Freedom and convenience are good things. So are caution and responsibility, especially with online interactions. Two weeks ago, we reached the annual deadline for income tax filing. According to the US Internal Revenue Service, there were 94,231,000 people who used e-filing to send their tax returns electronically, this year. There’s quite a bit of sensitive data on those forms. Is your computer protected? Computer and Internet security software is routinely recommended but few purchase or maintain existing security programs.
We often discuss the importance of Internet Security and the possibility of predators maliciously releasing viruses and other things to corrupt computers. That’s why most computers include trial editions of Internet Security software. What many people forget is many of these software packages require regular renewals, usually every year.
Over the past two years, predator programmers resulting in possible identity thefts, especially from credit card numbers, have infiltrated websites of all types. The FBI may initiate a shutdown of the Internet on July 9 2012 to clean up possible malware, as part of an ongoing trial.
In November 2011, the United States Federal Bureau of Investigation (FBI) recently extradited a hacker from Europe and added him to a group of defendants due for trial regarding the release of viruses and malware that may effect tens of thousands computers.
The malware secretly altered the settings on infected computers to digitally hijack Internet searches and re-route computers to certain websites and advertisements.
To carry out the scheme, the defendants and their co-conspirators used what are known as “rogue” Domain Name System (DNS) servers and malware (“the Malware”) that was designed to alter the DNS server settings on infected computers. Victims’ computers became infected with the Malware when they visited certain websites or downloaded certain software to view videos online. The Malware altered the DNS server settings on victims’ computers to route the infected computers to rogue DNS servers controlled and operated by the defendants and their co-conspirators. The re-routing took two forms that are described in detail below: “click hijacking” and “advertising replacement fraud.” The Malware also prevented the infected computers from receiving anti-virus software updates or operating system updates that otherwise might have detected the Malware and stopped it. In addition, the infected computers were also left vulnerable to infections by other viruses.

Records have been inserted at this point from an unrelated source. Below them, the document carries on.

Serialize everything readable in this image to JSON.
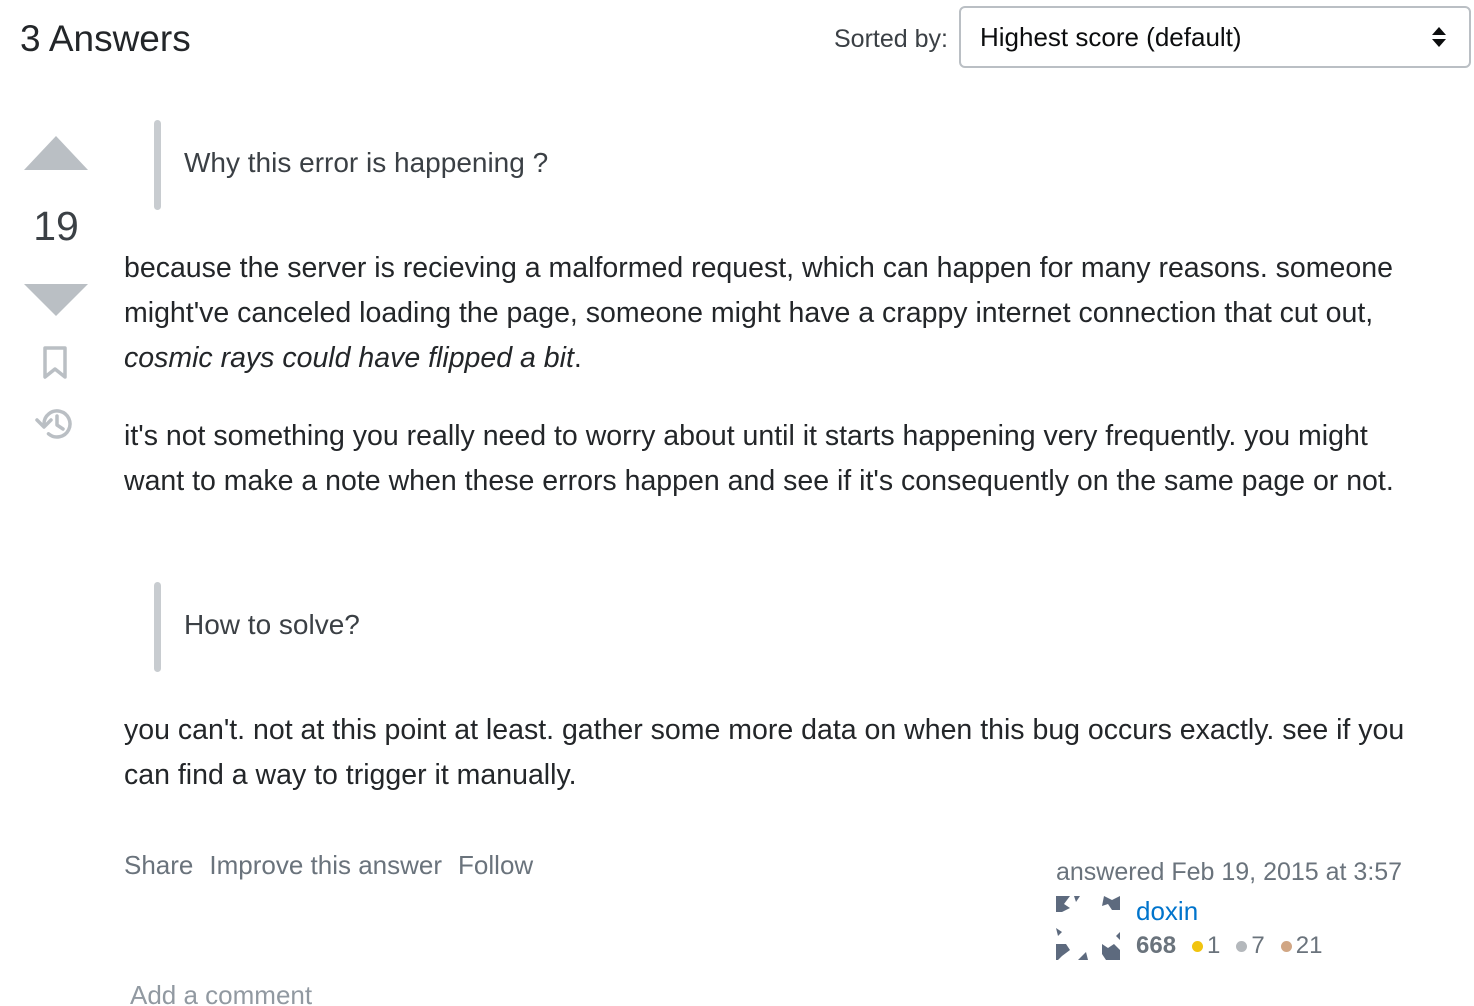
{
  "header": {
    "answers_title": "3 Answers",
    "sorted_label": "Sorted by:",
    "sort_value": "Highest score (default)"
  },
  "vote": {
    "count": "19"
  },
  "post": {
    "blockquote_1": "Why this error is happening ?",
    "para_1_a": "because the server is recieving a malformed request, which can happen for many reasons. someone might've canceled loading the page, someone might have a crappy internet connection that cut out, ",
    "para_1_em": "cosmic rays could have flipped a bit",
    "para_1_b": ".",
    "para_2": "it's not something you really need to worry about until it starts happening very frequently. you might want to make a note when these errors happen and see if it's consequently on the same page or not.",
    "blockquote_2": "How to solve?",
    "para_3": "you can't. not at this point at least. gather some more data on when this bug occurs exactly. see if you can find a way to trigger it manually."
  },
  "menu": {
    "share": "Share",
    "improve": "Improve this answer",
    "follow": "Follow"
  },
  "user": {
    "answered": "answered Feb 19, 2015 at 3:57",
    "name": "doxin",
    "reputation": "668",
    "gold": "1",
    "silver": "7",
    "bronze": "21",
    "colors": {
      "gold": "#f1c40f",
      "silver": "#b4b8bc",
      "bronze": "#d1a684"
    }
  },
  "comments": {
    "add_label": "Add a comment"
  }
}
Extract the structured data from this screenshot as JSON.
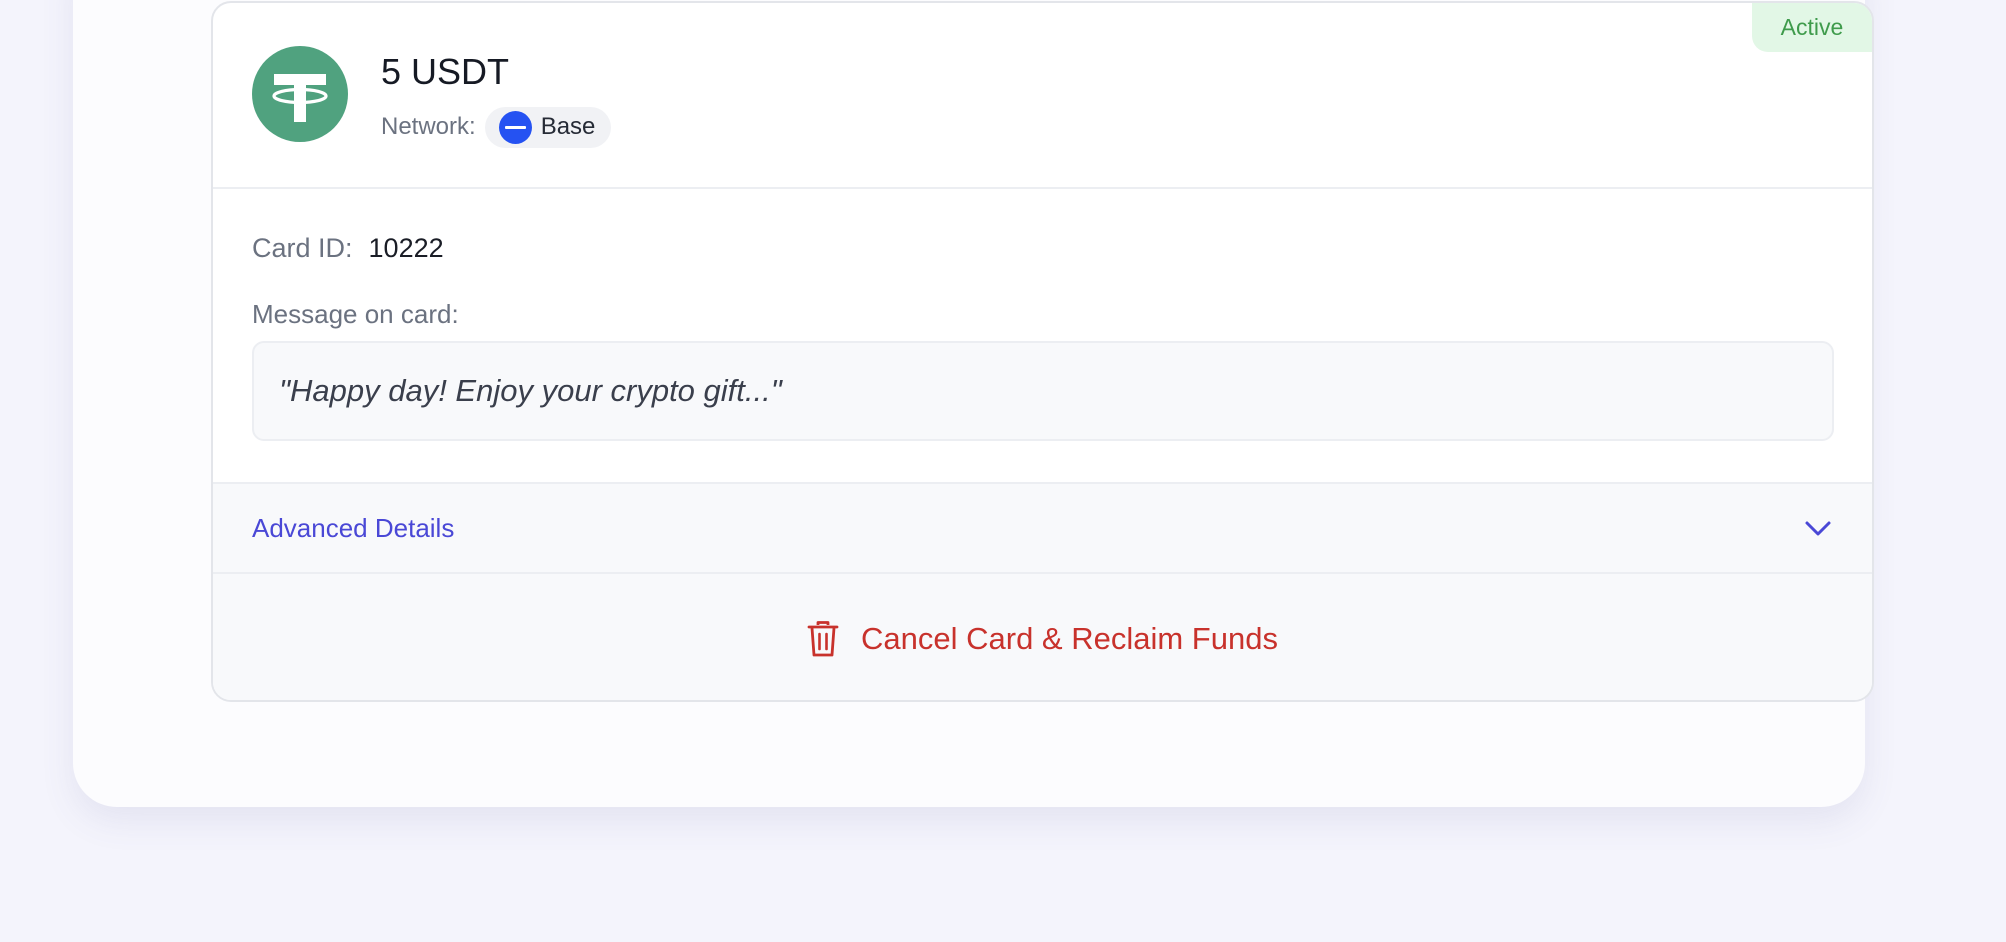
{
  "card": {
    "status": "Active",
    "amount": "5 USDT",
    "network_label": "Network:",
    "network_name": "Base",
    "card_id_label": "Card ID:",
    "card_id_value": "10222",
    "message_label": "Message on card:",
    "message_text": "\"Happy day! Enjoy your crypto gift...\"",
    "advanced_label": "Advanced Details",
    "cancel_label": "Cancel Card & Reclaim Funds"
  },
  "icons": {
    "token": "tether-usdt-icon",
    "network": "base-network-icon",
    "expand": "chevron-down-icon",
    "cancel": "trash-icon"
  },
  "colors": {
    "active_badge_bg": "#e2f7e6",
    "active_badge_text": "#3f9b4c",
    "tether_green": "#50a27f",
    "base_blue": "#2552f2",
    "link_purple": "#4a48d6",
    "danger_red": "#c8322c"
  }
}
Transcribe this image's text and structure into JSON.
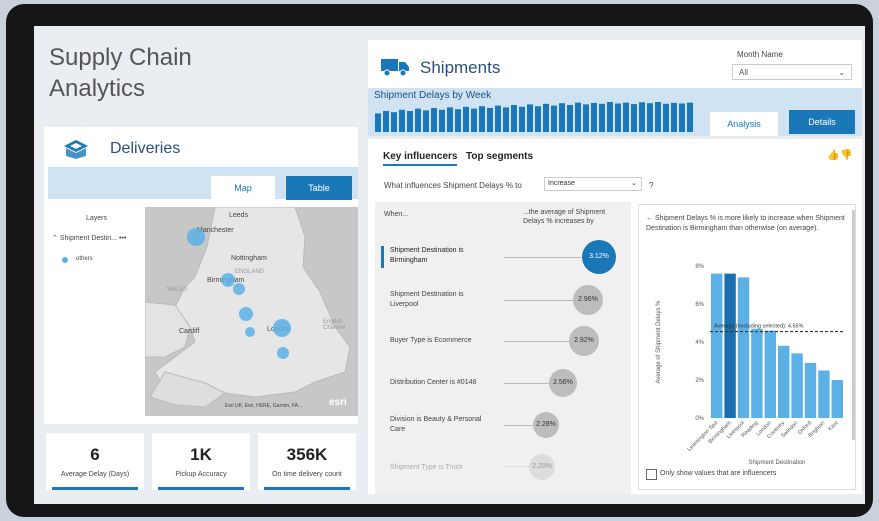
{
  "colors": {
    "accent": "#1a78b8",
    "light_band": "#cfe3f2",
    "bar_light": "#5bb0e6",
    "bar_dark": "#1a6fae",
    "circle_grey": "#bdbdbd"
  },
  "app_title_line1": "Supply Chain",
  "app_title_line2": "Analytics",
  "deliveries": {
    "title": "Deliveries",
    "icon": "box-icon",
    "tabs": [
      "Map",
      "Table"
    ],
    "active_tab": "Table",
    "layers": {
      "title": "Layers",
      "item": "Shipment Destin...",
      "legend": "others"
    },
    "map_labels": [
      "Leeds",
      "Manchester",
      "Nottingham",
      "ENGLAND",
      "Birmingham",
      "WALES",
      "Cardiff",
      "London",
      "English Channel"
    ],
    "attribution": "Esri UK, Esri, HERE, Garmin, FA...",
    "logo": "esri"
  },
  "kpis": [
    {
      "value": "6",
      "label": "Average Delay (Days)"
    },
    {
      "value": "1K",
      "label": "Pickup Accuracy"
    },
    {
      "value": "356K",
      "label": "On time delivery count"
    }
  ],
  "shipments": {
    "title": "Shipments",
    "icon": "truck-icon",
    "month": {
      "label": "Month Name",
      "value": "All"
    },
    "delays_title": "Shipment Delays by Week",
    "weekly_bars": [
      0.62,
      0.7,
      0.66,
      0.74,
      0.7,
      0.78,
      0.72,
      0.8,
      0.74,
      0.82,
      0.76,
      0.84,
      0.78,
      0.86,
      0.8,
      0.88,
      0.82,
      0.9,
      0.84,
      0.92,
      0.86,
      0.94,
      0.88,
      0.96,
      0.9,
      0.98,
      0.92,
      0.97,
      0.94,
      1.0,
      0.95,
      0.98,
      0.93,
      0.99,
      0.96,
      1.0,
      0.94,
      0.97,
      0.95,
      0.98
    ],
    "tabs": [
      "Analysis",
      "Details"
    ],
    "active_tab": "Details"
  },
  "key_influencers": {
    "tabs": [
      "Key influencers",
      "Top segments"
    ],
    "question": "What influences Shipment Delays % to",
    "question_value": "Increase",
    "question_suffix": "?",
    "col_when": "When...",
    "col_avg": "...the average of Shipment Delays % increases by",
    "rows": [
      {
        "label": "Shipment Destination is Birmingham",
        "value": "3.12%",
        "selected": true
      },
      {
        "label": "Shipment Destination is Liverpool",
        "value": "2.96%",
        "selected": false
      },
      {
        "label": "Buyer Type is Ecommerce",
        "value": "2.92%",
        "selected": false
      },
      {
        "label": "Distribution Center is #0148",
        "value": "2.56%",
        "selected": false
      },
      {
        "label": "Division is Beauty & Personal Care",
        "value": "2.28%",
        "selected": false
      },
      {
        "label": "Shipment Type is Truck",
        "value": "2.20%",
        "selected": false
      }
    ],
    "detail_text": "Shipment Delays % is more likely to increase when Shipment Destination is Birmingham than otherwise (on average).",
    "checkbox_label": "Only show values that are influencers"
  },
  "chart_data": {
    "type": "bar",
    "title": "",
    "xlabel": "Shipment Destination",
    "ylabel": "Average of Shipment Delays %",
    "categories": [
      "Leamington Spa",
      "Birmingham",
      "Liverpool",
      "Reading",
      "London",
      "Coventry",
      "Swindon",
      "Oxford",
      "Brighton",
      "Kent"
    ],
    "values": [
      7.6,
      7.6,
      7.4,
      4.7,
      4.6,
      3.8,
      3.4,
      2.9,
      2.5,
      2.0
    ],
    "highlighted": "Birmingham",
    "ylim": [
      0,
      8
    ],
    "yticks": [
      "0%",
      "2%",
      "4%",
      "6%",
      "8%"
    ],
    "reference_line": {
      "value": 4.55,
      "label": "Average (excluding selected): 4.55%"
    }
  }
}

The defendants operated under the company name “Rove Digital”, and distributed DNS changing viruses, variously known as TDSS, Alureon, TidServ and TDL4 viruses. Using the DNS Changer Malware and rogue DNS servers, the defendants also replaced legitimate advertisements on websites with substituted advertisements that triggered payments to the defendants.
According to the FBI, about 350,000 computers are still infected, including 85,000 in the United States. FBI announced that it had set up temporary “clean” servers to make sure the users impacted by the attack didn’t lose Web access. Those servers will be shut down on July 9, and anyone still infected will be unable to access the Internet afterward.
Many people deviate from buying Internet security software discs from leading manufacturers, such as Symantec, McAffee, and Kaspersky. Instead, they download free security software. The suggestion is that you should know who and what you’re downloading. You may just be receiving malware that you didn’t expect.
For all the good things that Internet access offers, the current FBI trial is an example of the malice that lies where spiders line the web. Many remain out there. Secure your computer today with a dependable software package.